**Task details**.
Nothing in the entries may change when you repeat them, and no images may appear.

**Data shown**.

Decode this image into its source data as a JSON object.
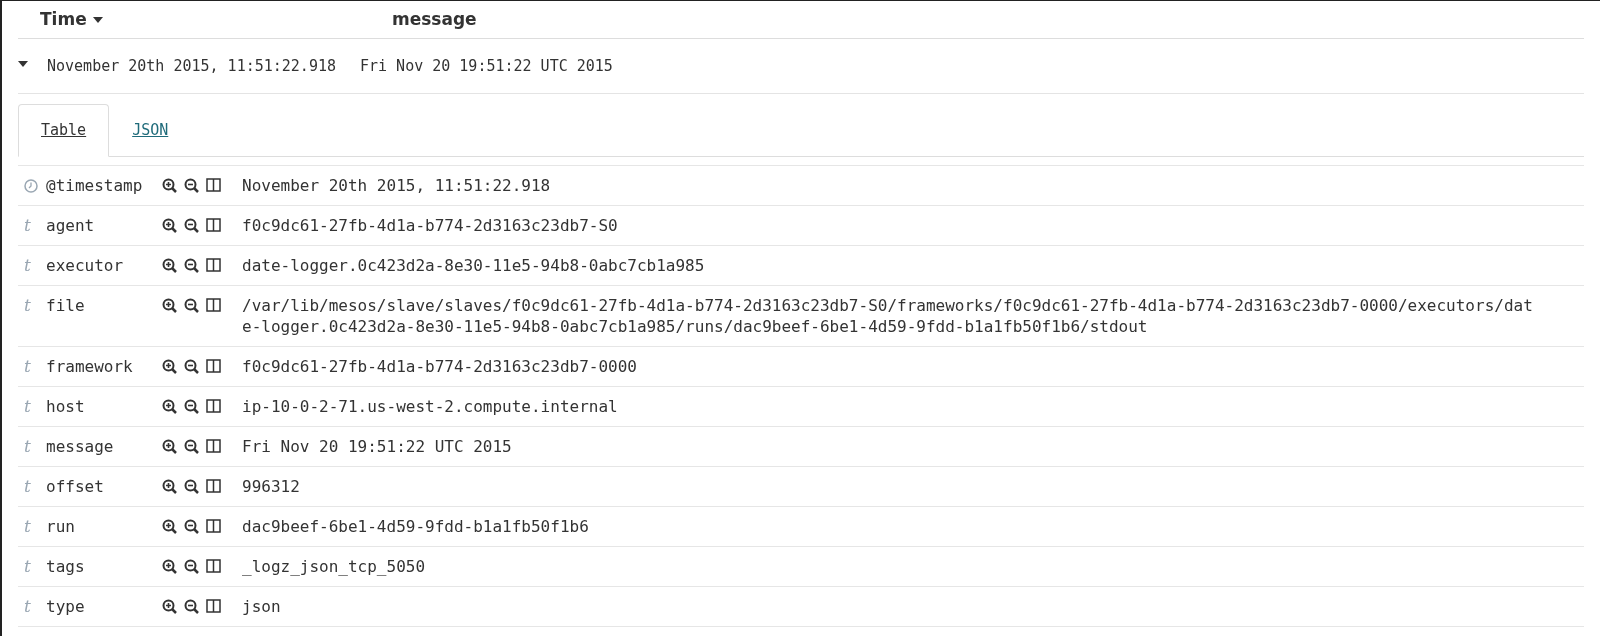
{
  "columns": [
    {
      "label": "Time",
      "sorted": true
    },
    {
      "label": "message",
      "sorted": false
    }
  ],
  "row": {
    "expanded": true,
    "time": "November 20th 2015, 11:51:22.918",
    "message": "Fri Nov 20 19:51:22 UTC 2015"
  },
  "tabs": [
    {
      "label": "Table",
      "selected": true
    },
    {
      "label": "JSON",
      "selected": false
    }
  ],
  "fields": [
    {
      "kind": "date",
      "name": "@timestamp",
      "value": "November 20th 2015, 11:51:22.918"
    },
    {
      "kind": "string",
      "type_glyph": "t",
      "name": "agent",
      "value": "f0c9dc61-27fb-4d1a-b774-2d3163c23db7-S0"
    },
    {
      "kind": "string",
      "type_glyph": "t",
      "name": "executor",
      "value": "date-logger.0c423d2a-8e30-11e5-94b8-0abc7cb1a985"
    },
    {
      "kind": "string",
      "type_glyph": "t",
      "name": "file",
      "value": "/var/lib/mesos/slave/slaves/f0c9dc61-27fb-4d1a-b774-2d3163c23db7-S0/frameworks/f0c9dc61-27fb-4d1a-b774-2d3163c23db7-0000/executors/date-logger.0c423d2a-8e30-11e5-94b8-0abc7cb1a985/runs/dac9beef-6be1-4d59-9fdd-b1a1fb50f1b6/stdout"
    },
    {
      "kind": "string",
      "type_glyph": "t",
      "name": "framework",
      "value": "f0c9dc61-27fb-4d1a-b774-2d3163c23db7-0000"
    },
    {
      "kind": "string",
      "type_glyph": "t",
      "name": "host",
      "value": "ip-10-0-2-71.us-west-2.compute.internal"
    },
    {
      "kind": "string",
      "type_glyph": "t",
      "name": "message",
      "value": "Fri Nov 20 19:51:22 UTC 2015"
    },
    {
      "kind": "string",
      "type_glyph": "t",
      "name": "offset",
      "value": "996312"
    },
    {
      "kind": "string",
      "type_glyph": "t",
      "name": "run",
      "value": "dac9beef-6be1-4d59-9fdd-b1a1fb50f1b6"
    },
    {
      "kind": "string",
      "type_glyph": "t",
      "name": "tags",
      "value": "_logz_json_tcp_5050"
    },
    {
      "kind": "string",
      "type_glyph": "t",
      "name": "type",
      "value": "json"
    }
  ]
}
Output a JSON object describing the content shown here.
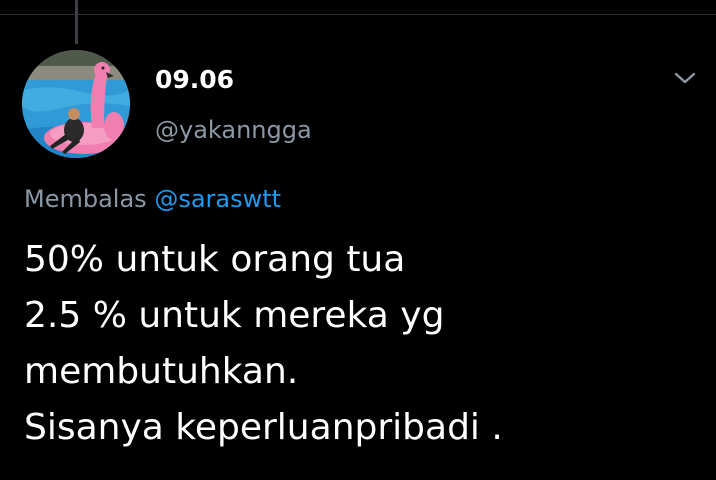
{
  "tweet": {
    "display_name": "09.06",
    "handle": "@yakanngga",
    "reply_prefix": "Membalas",
    "reply_mention": "@saraswtt",
    "text_lines": [
      "50% untuk orang tua",
      "2.5 % untuk mereka yg",
      "membutuhkan.",
      "Sisanya keperluanpribadi ."
    ]
  },
  "icons": {
    "more": "chevron-down-icon",
    "avatar": "avatar-photo-pink-flamingo-float"
  },
  "colors": {
    "background": "#000000",
    "primary_text": "#ffffff",
    "secondary_text": "#8b98a5",
    "mention": "#1d9bf0",
    "divider": "#2f3336"
  }
}
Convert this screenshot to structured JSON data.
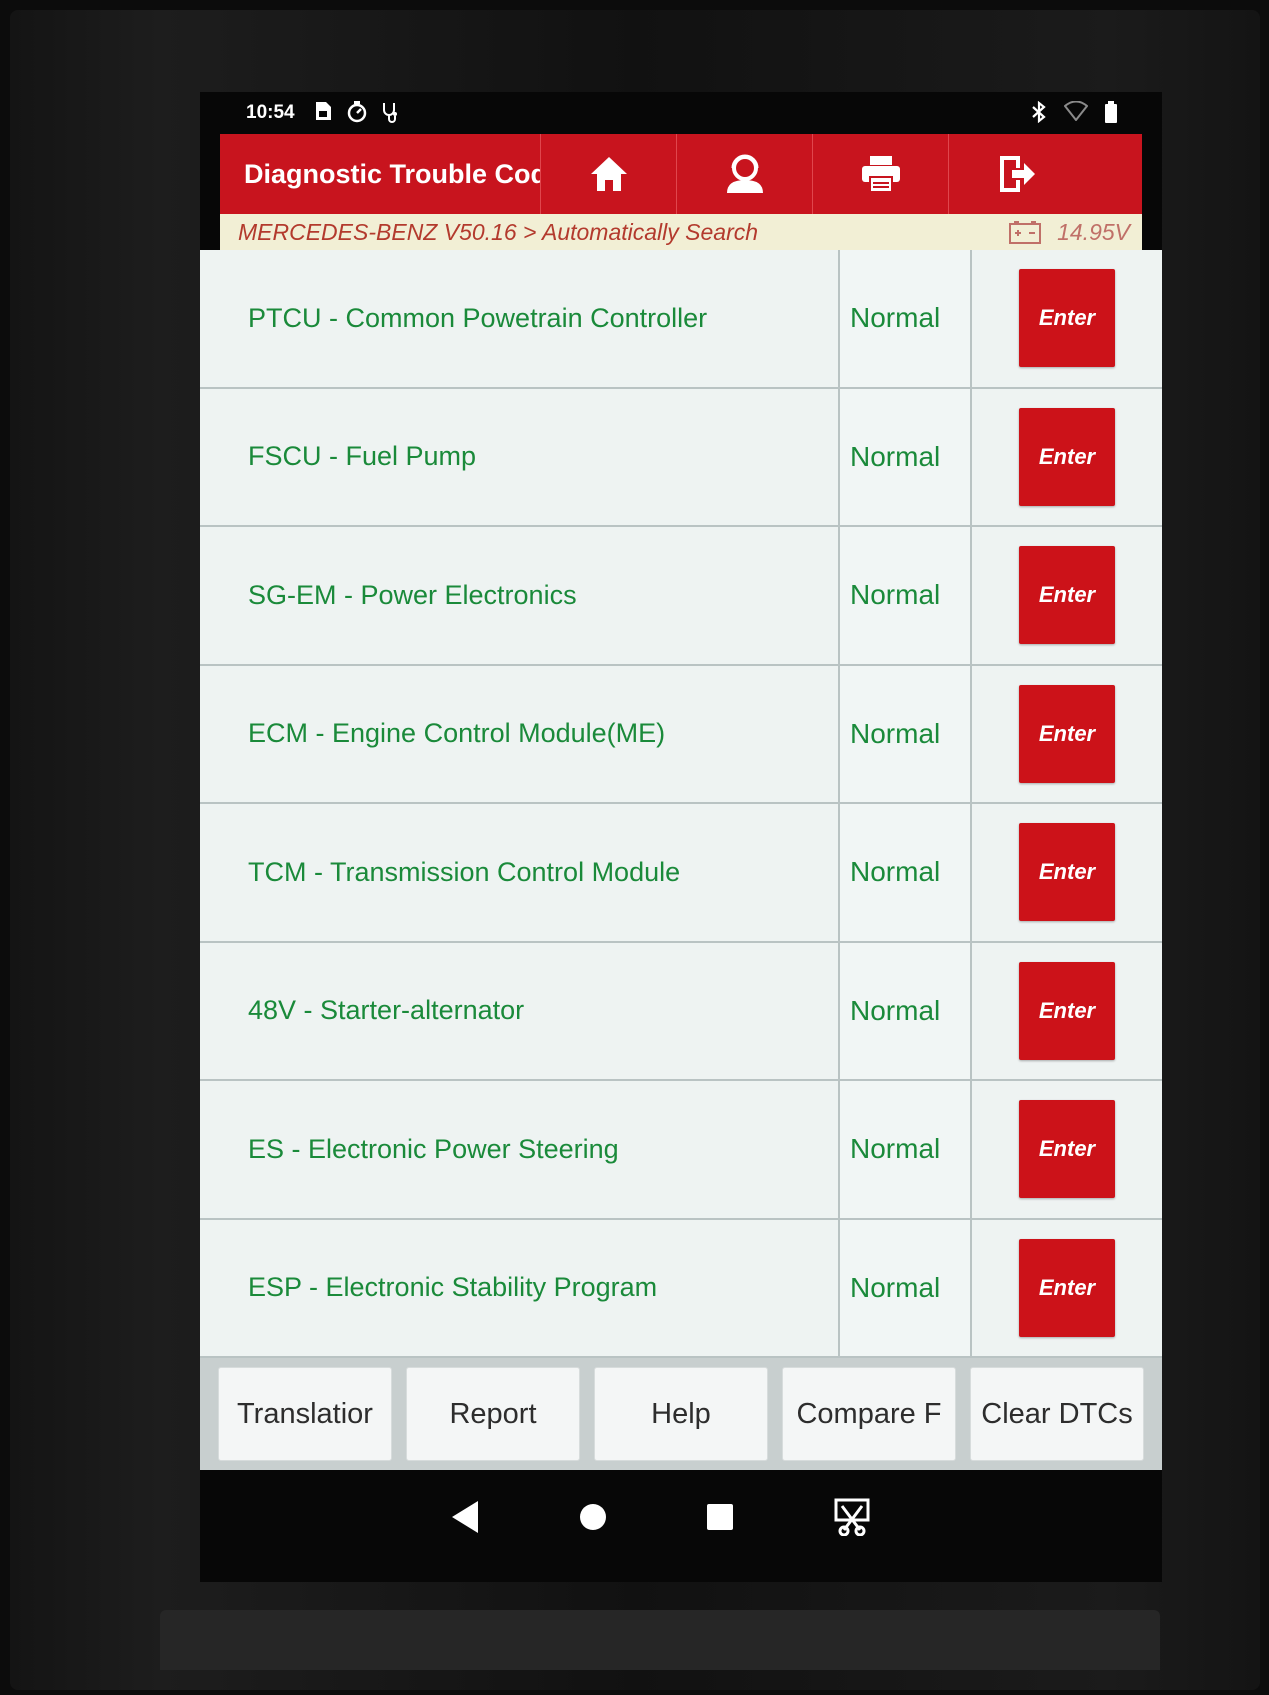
{
  "status_bar": {
    "time": "10:54",
    "left_icons": [
      "sim-card-icon",
      "timer-icon",
      "stethoscope-icon"
    ],
    "right_icons": [
      "bluetooth-icon",
      "wifi-icon",
      "battery-icon"
    ]
  },
  "header": {
    "title": "Diagnostic Trouble Cod",
    "buttons": [
      "home-icon",
      "support-person-icon",
      "print-icon",
      "exit-icon"
    ],
    "color": "#c8141e"
  },
  "breadcrumb": {
    "path": "MERCEDES-BENZ V50.16 > Automatically Search",
    "voltage": "14.95V"
  },
  "modules": [
    {
      "name": "PTCU - Common Powetrain Controller",
      "status": "Normal",
      "action": "Enter"
    },
    {
      "name": "FSCU - Fuel Pump",
      "status": "Normal",
      "action": "Enter"
    },
    {
      "name": "SG-EM - Power Electronics",
      "status": "Normal",
      "action": "Enter"
    },
    {
      "name": "ECM - Engine Control Module(ME)",
      "status": "Normal",
      "action": "Enter"
    },
    {
      "name": "TCM - Transmission Control Module",
      "status": "Normal",
      "action": "Enter"
    },
    {
      "name": "48V - Starter-alternator",
      "status": "Normal",
      "action": "Enter"
    },
    {
      "name": "ES - Electronic Power Steering",
      "status": "Normal",
      "action": "Enter"
    },
    {
      "name": "ESP - Electronic Stability Program",
      "status": "Normal",
      "action": "Enter"
    }
  ],
  "toolbar": {
    "translation": "Translatior",
    "report": "Report",
    "help": "Help",
    "compare": "Compare F",
    "clear": "Clear DTCs"
  },
  "nav": [
    "back-icon",
    "home-circle-icon",
    "recents-icon",
    "screenshot-icon"
  ],
  "colors": {
    "text_green": "#1a8a3a",
    "enter_red": "#cc1219"
  }
}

**Answer space**.
Decode this image into its source data as a JSON object.
{
  "columns": [
    {
      "label": "Time",
      "sorted": true
    },
    {
      "label": "message",
      "sorted": false
    }
  ],
  "row": {
    "expanded": true,
    "time": "November 20th 2015, 11:51:22.918",
    "message": "Fri Nov 20 19:51:22 UTC 2015"
  },
  "tabs": [
    {
      "label": "Table",
      "selected": true
    },
    {
      "label": "JSON",
      "selected": false
    }
  ],
  "fields": [
    {
      "kind": "date",
      "name": "@timestamp",
      "value": "November 20th 2015, 11:51:22.918"
    },
    {
      "kind": "string",
      "type_glyph": "t",
      "name": "agent",
      "value": "f0c9dc61-27fb-4d1a-b774-2d3163c23db7-S0"
    },
    {
      "kind": "string",
      "type_glyph": "t",
      "name": "executor",
      "value": "date-logger.0c423d2a-8e30-11e5-94b8-0abc7cb1a985"
    },
    {
      "kind": "string",
      "type_glyph": "t",
      "name": "file",
      "value": "/var/lib/mesos/slave/slaves/f0c9dc61-27fb-4d1a-b774-2d3163c23db7-S0/frameworks/f0c9dc61-27fb-4d1a-b774-2d3163c23db7-0000/executors/date-logger.0c423d2a-8e30-11e5-94b8-0abc7cb1a985/runs/dac9beef-6be1-4d59-9fdd-b1a1fb50f1b6/stdout"
    },
    {
      "kind": "string",
      "type_glyph": "t",
      "name": "framework",
      "value": "f0c9dc61-27fb-4d1a-b774-2d3163c23db7-0000"
    },
    {
      "kind": "string",
      "type_glyph": "t",
      "name": "host",
      "value": "ip-10-0-2-71.us-west-2.compute.internal"
    },
    {
      "kind": "string",
      "type_glyph": "t",
      "name": "message",
      "value": "Fri Nov 20 19:51:22 UTC 2015"
    },
    {
      "kind": "string",
      "type_glyph": "t",
      "name": "offset",
      "value": "996312"
    },
    {
      "kind": "string",
      "type_glyph": "t",
      "name": "run",
      "value": "dac9beef-6be1-4d59-9fdd-b1a1fb50f1b6"
    },
    {
      "kind": "string",
      "type_glyph": "t",
      "name": "tags",
      "value": "_logz_json_tcp_5050"
    },
    {
      "kind": "string",
      "type_glyph": "t",
      "name": "type",
      "value": "json"
    }
  ]
}
Output a JSON object describing the content shown here.
{
  "tweet": {
    "display_name": "09.06",
    "handle": "@yakanngga",
    "reply_prefix": "Membalas",
    "reply_mention": "@saraswtt",
    "text_lines": [
      "50% untuk orang tua",
      "2.5 % untuk mereka yg",
      "membutuhkan.",
      "Sisanya keperluanpribadi ."
    ]
  },
  "icons": {
    "more": "chevron-down-icon",
    "avatar": "avatar-photo-pink-flamingo-float"
  },
  "colors": {
    "background": "#000000",
    "primary_text": "#ffffff",
    "secondary_text": "#8b98a5",
    "mention": "#1d9bf0",
    "divider": "#2f3336"
  }
}
Convert this screenshot to structured JSON data.
{
  "status_bar": {
    "time": "10:54",
    "left_icons": [
      "sim-card-icon",
      "timer-icon",
      "stethoscope-icon"
    ],
    "right_icons": [
      "bluetooth-icon",
      "wifi-icon",
      "battery-icon"
    ]
  },
  "header": {
    "title": "Diagnostic Trouble Cod",
    "buttons": [
      "home-icon",
      "support-person-icon",
      "print-icon",
      "exit-icon"
    ],
    "color": "#c8141e"
  },
  "breadcrumb": {
    "path": "MERCEDES-BENZ V50.16 > Automatically Search",
    "voltage": "14.95V"
  },
  "modules": [
    {
      "name": "PTCU - Common Powetrain Controller",
      "status": "Normal",
      "action": "Enter"
    },
    {
      "name": "FSCU - Fuel Pump",
      "status": "Normal",
      "action": "Enter"
    },
    {
      "name": "SG-EM - Power Electronics",
      "status": "Normal",
      "action": "Enter"
    },
    {
      "name": "ECM - Engine Control Module(ME)",
      "status": "Normal",
      "action": "Enter"
    },
    {
      "name": "TCM - Transmission Control Module",
      "status": "Normal",
      "action": "Enter"
    },
    {
      "name": "48V - Starter-alternator",
      "status": "Normal",
      "action": "Enter"
    },
    {
      "name": "ES - Electronic Power Steering",
      "status": "Normal",
      "action": "Enter"
    },
    {
      "name": "ESP - Electronic Stability Program",
      "status": "Normal",
      "action": "Enter"
    }
  ],
  "toolbar": {
    "translation": "Translatior",
    "report": "Report",
    "help": "Help",
    "compare": "Compare F",
    "clear": "Clear DTCs"
  },
  "nav": [
    "back-icon",
    "home-circle-icon",
    "recents-icon",
    "screenshot-icon"
  ],
  "colors": {
    "text_green": "#1a8a3a",
    "enter_red": "#cc1219"
  }
}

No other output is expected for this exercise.